Web page and app entries
● ● ● ● ●
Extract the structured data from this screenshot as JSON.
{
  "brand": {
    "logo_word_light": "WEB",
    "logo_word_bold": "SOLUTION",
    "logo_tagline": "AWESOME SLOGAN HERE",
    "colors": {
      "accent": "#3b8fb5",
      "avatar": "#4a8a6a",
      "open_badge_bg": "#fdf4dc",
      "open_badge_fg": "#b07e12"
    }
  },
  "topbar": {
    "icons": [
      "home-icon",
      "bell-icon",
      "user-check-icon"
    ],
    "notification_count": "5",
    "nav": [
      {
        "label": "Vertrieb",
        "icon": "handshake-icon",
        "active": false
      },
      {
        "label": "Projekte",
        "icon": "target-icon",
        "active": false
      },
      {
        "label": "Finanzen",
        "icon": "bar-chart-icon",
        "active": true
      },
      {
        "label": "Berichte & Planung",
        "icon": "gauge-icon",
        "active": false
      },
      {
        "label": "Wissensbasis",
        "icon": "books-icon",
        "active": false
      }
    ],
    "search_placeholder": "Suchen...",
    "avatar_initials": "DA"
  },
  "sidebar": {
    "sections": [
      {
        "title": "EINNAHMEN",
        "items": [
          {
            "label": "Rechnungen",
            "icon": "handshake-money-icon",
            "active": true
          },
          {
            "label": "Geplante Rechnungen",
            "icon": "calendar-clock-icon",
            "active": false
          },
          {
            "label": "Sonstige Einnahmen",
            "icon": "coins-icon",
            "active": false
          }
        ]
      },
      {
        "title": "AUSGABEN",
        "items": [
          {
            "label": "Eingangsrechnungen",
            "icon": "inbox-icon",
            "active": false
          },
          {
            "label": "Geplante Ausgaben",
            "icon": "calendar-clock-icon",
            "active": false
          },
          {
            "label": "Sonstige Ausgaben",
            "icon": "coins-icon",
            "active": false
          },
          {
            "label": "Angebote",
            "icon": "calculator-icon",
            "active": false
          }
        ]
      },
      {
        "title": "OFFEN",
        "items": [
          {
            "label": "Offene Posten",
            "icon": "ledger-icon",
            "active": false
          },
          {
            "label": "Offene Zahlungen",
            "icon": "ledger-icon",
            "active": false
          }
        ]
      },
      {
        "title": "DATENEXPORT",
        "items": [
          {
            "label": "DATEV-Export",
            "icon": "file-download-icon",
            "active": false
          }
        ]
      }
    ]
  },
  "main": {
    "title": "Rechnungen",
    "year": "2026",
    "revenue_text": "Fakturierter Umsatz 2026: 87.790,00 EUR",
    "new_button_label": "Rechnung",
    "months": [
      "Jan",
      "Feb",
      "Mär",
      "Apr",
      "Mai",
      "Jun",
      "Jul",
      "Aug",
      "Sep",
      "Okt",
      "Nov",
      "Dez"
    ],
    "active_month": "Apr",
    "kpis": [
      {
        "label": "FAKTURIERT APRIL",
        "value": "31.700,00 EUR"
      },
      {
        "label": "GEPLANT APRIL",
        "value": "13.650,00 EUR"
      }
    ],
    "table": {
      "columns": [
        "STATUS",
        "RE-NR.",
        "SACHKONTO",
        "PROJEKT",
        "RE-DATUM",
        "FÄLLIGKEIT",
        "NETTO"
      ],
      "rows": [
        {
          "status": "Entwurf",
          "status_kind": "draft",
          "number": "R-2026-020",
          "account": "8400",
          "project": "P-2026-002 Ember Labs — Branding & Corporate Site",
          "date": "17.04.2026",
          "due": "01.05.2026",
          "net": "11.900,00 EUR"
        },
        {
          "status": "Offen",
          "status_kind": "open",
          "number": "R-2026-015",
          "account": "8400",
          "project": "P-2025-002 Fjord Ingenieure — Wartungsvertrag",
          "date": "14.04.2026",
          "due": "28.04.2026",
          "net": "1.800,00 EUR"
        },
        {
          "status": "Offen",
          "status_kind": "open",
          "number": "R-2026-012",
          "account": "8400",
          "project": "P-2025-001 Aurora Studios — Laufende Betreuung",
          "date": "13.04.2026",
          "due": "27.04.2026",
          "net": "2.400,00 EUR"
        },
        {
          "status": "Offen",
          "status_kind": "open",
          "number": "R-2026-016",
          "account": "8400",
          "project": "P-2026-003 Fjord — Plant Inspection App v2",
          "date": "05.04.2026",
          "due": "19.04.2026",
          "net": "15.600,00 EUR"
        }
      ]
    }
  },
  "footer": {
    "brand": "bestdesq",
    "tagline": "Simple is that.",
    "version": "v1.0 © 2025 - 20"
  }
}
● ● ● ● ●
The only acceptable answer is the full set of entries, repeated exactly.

Extract the structured data from this screenshot as JSON.
{
  "brand": {
    "logo_word_light": "WEB",
    "logo_word_bold": "SOLUTION",
    "logo_tagline": "AWESOME SLOGAN HERE",
    "colors": {
      "accent": "#3b8fb5",
      "avatar": "#4a8a6a",
      "open_badge_bg": "#fdf4dc",
      "open_badge_fg": "#b07e12"
    }
  },
  "topbar": {
    "icons": [
      "home-icon",
      "bell-icon",
      "user-check-icon"
    ],
    "notification_count": "5",
    "nav": [
      {
        "label": "Vertrieb",
        "icon": "handshake-icon",
        "active": false
      },
      {
        "label": "Projekte",
        "icon": "target-icon",
        "active": false
      },
      {
        "label": "Finanzen",
        "icon": "bar-chart-icon",
        "active": true
      },
      {
        "label": "Berichte & Planung",
        "icon": "gauge-icon",
        "active": false
      },
      {
        "label": "Wissensbasis",
        "icon": "books-icon",
        "active": false
      }
    ],
    "search_placeholder": "Suchen...",
    "avatar_initials": "DA"
  },
  "sidebar": {
    "sections": [
      {
        "title": "EINNAHMEN",
        "items": [
          {
            "label": "Rechnungen",
            "icon": "handshake-money-icon",
            "active": true
          },
          {
            "label": "Geplante Rechnungen",
            "icon": "calendar-clock-icon",
            "active": false
          },
          {
            "label": "Sonstige Einnahmen",
            "icon": "coins-icon",
            "active": false
          }
        ]
      },
      {
        "title": "AUSGABEN",
        "items": [
          {
            "label": "Eingangsrechnungen",
            "icon": "inbox-icon",
            "active": false
          },
          {
            "label": "Geplante Ausgaben",
            "icon": "calendar-clock-icon",
            "active": false
          },
          {
            "label": "Sonstige Ausgaben",
            "icon": "coins-icon",
            "active": false
          },
          {
            "label": "Angebote",
            "icon": "calculator-icon",
            "active": false
          }
        ]
      },
      {
        "title": "OFFEN",
        "items": [
          {
            "label": "Offene Posten",
            "icon": "ledger-icon",
            "active": false
          },
          {
            "label": "Offene Zahlungen",
            "icon": "ledger-icon",
            "active": false
          }
        ]
      },
      {
        "title": "DATENEXPORT",
        "items": [
          {
            "label": "DATEV-Export",
            "icon": "file-download-icon",
            "active": false
          }
        ]
      }
    ]
  },
  "main": {
    "title": "Rechnungen",
    "year": "2026",
    "revenue_text": "Fakturierter Umsatz 2026: 87.790,00 EUR",
    "new_button_label": "Rechnung",
    "months": [
      "Jan",
      "Feb",
      "Mär",
      "Apr",
      "Mai",
      "Jun",
      "Jul",
      "Aug",
      "Sep",
      "Okt",
      "Nov",
      "Dez"
    ],
    "active_month": "Apr",
    "kpis": [
      {
        "label": "FAKTURIERT APRIL",
        "value": "31.700,00 EUR"
      },
      {
        "label": "GEPLANT APRIL",
        "value": "13.650,00 EUR"
      }
    ],
    "table": {
      "columns": [
        "STATUS",
        "RE-NR.",
        "SACHKONTO",
        "PROJEKT",
        "RE-DATUM",
        "FÄLLIGKEIT",
        "NETTO"
      ],
      "rows": [
        {
          "status": "Entwurf",
          "status_kind": "draft",
          "number": "R-2026-020",
          "account": "8400",
          "project": "P-2026-002 Ember Labs — Branding & Corporate Site",
          "date": "17.04.2026",
          "due": "01.05.2026",
          "net": "11.900,00 EUR"
        },
        {
          "status": "Offen",
          "status_kind": "open",
          "number": "R-2026-015",
          "account": "8400",
          "project": "P-2025-002 Fjord Ingenieure — Wartungsvertrag",
          "date": "14.04.2026",
          "due": "28.04.2026",
          "net": "1.800,00 EUR"
        },
        {
          "status": "Offen",
          "status_kind": "open",
          "number": "R-2026-012",
          "account": "8400",
          "project": "P-2025-001 Aurora Studios — Laufende Betreuung",
          "date": "13.04.2026",
          "due": "27.04.2026",
          "net": "2.400,00 EUR"
        },
        {
          "status": "Offen",
          "status_kind": "open",
          "number": "R-2026-016",
          "account": "8400",
          "project": "P-2026-003 Fjord — Plant Inspection App v2",
          "date": "05.04.2026",
          "due": "19.04.2026",
          "net": "15.600,00 EUR"
        }
      ]
    }
  },
  "footer": {
    "brand": "bestdesq",
    "tagline": "Simple is that.",
    "version": "v1.0 © 2025 - 20"
  }
}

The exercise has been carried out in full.